The Tetun Minefield

Now that the end of formal Tetun approaches, one can reflect on some of the forthcoming issues.

Firstly, not everyone in Timor Leste speaks Tetun. There are about 33 different languages. Tetun is but one of them. Although it is spoken in a number of areas, there are many local variations and local accents which may make it appear different anyway.

Tetun also comes in a number of forms – Tetun Prasa (also known as Tetun Dili and Tetun Franca), Tetun Terik, Tetun Loos and Tetun Classic. It is for another day to ponder the similarities and differences between them. At this stage, it is fair to assume that although there is a familiar core, there are differences in both vocabulary and grammar.

While Tetun Terik, Tetun Loos and Tetun Classic use pure Tetun words, Tetun Prasa includes a liberal spray of Portuguese and Indonesian. And just to complete the spray, it appears it is up to the speaker to decide just how much of these other 2 languages to include. As a student with little Portuguese or Indonesian knowledge, this can be confusing.

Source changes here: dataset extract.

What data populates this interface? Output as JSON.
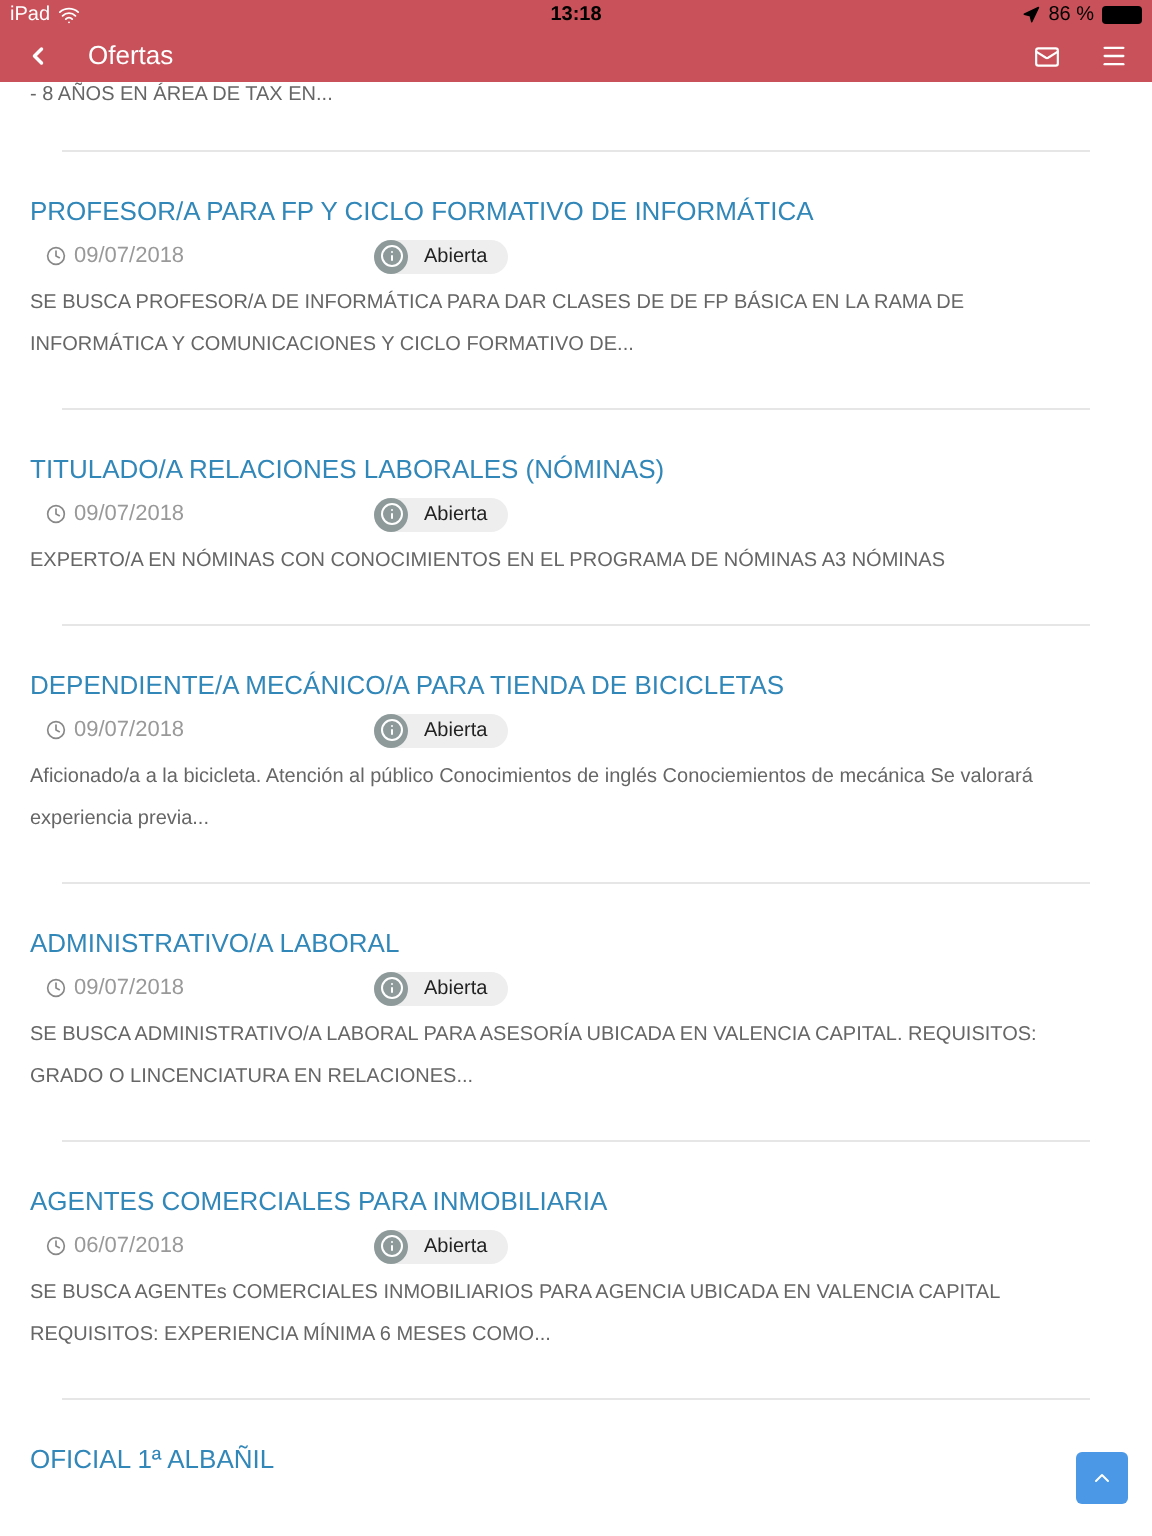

Although it could be said that Tetun is fairly easy to learn, it does suffer from a lack of high quality learning materials and a lack of freely available written material to supplement this. There is only 1 Tetun news source on the internet and we have used this in class as study material. It takes about 5 seconds to realise that the standard of Tetun is not high, with a casual regard to grammar, spelling and amount of Portuguese or Indonesian spray.

As for other texts available for reading, there is the Timor-Leste Constitution, the Universal Declaration of Human Rights and the Bible. Choices, choices … not.

Me thinks that Tetun will not have made it until Herge’s Adventures of TinTin is published in pure Tetun.

Tetun Traps

Now that I am half-way through my Tetun course, I can comment on some of the easy bits & some of the hard bits. We were told that Tetun was easy. Compared to Chinese, this must surely be the case.

For instance, Tetun verbs do not change, no matter what the tense. Think of “is, am, are, was, were, will be, would be” as many of the variations for the word to be. Even better, Tetun does not even have “to be”. But “I am/was/were a drunk” etc. literally becomes “I drunk” (ha’u lanu). And “I drink” becomes “ha’u hemu”. “Hemu” is always “hemu”. Nice one that.

However, Tetun is a bit short on words compared to English. Where you might be able to say something 10,000 ways in English, there may only be 5 ways in Tetun. And sometimes, some concepts are incredibly difficult to translate.

The Tetun word “hein” can mean “to wait”, “to guard/watch over” or “to hope”. As for which one it is at any time, you have to work it out yourself. So maybe “ha’u hein serveja ida” means “I am waiting for a beer”, “I am guarding a beer” or “I am hoping for a beer”.

Now, when you have spent your whole life living in a village without a TV, refrigerator, cold beer, rugby, take-away pizza and have never had a 9 to 5 job because all of your time is taken up growing your own food, rearing your own animals etc., you don’t need a word for weekend. So there isn’t one.

When I attempted to use the word for run or jog (as per the dictionary), I was informed that (until recently) the only word that covers this concept really meant “to flea” (halai) as in run to escape being shot. The teacher said “why else would you need to run”. Good point. Common-sense has prevailed & the quaint habit of running for no reason (a foreigner thing) has also adopted this word.

And if you say you run “to stop getting fat”, the response is “why would you work so hard in the fields in order to provide more food to get fat when you could be relaxing”. Another good point.

So it seems the only people who go running in Timor Leste are those crazy foreigners.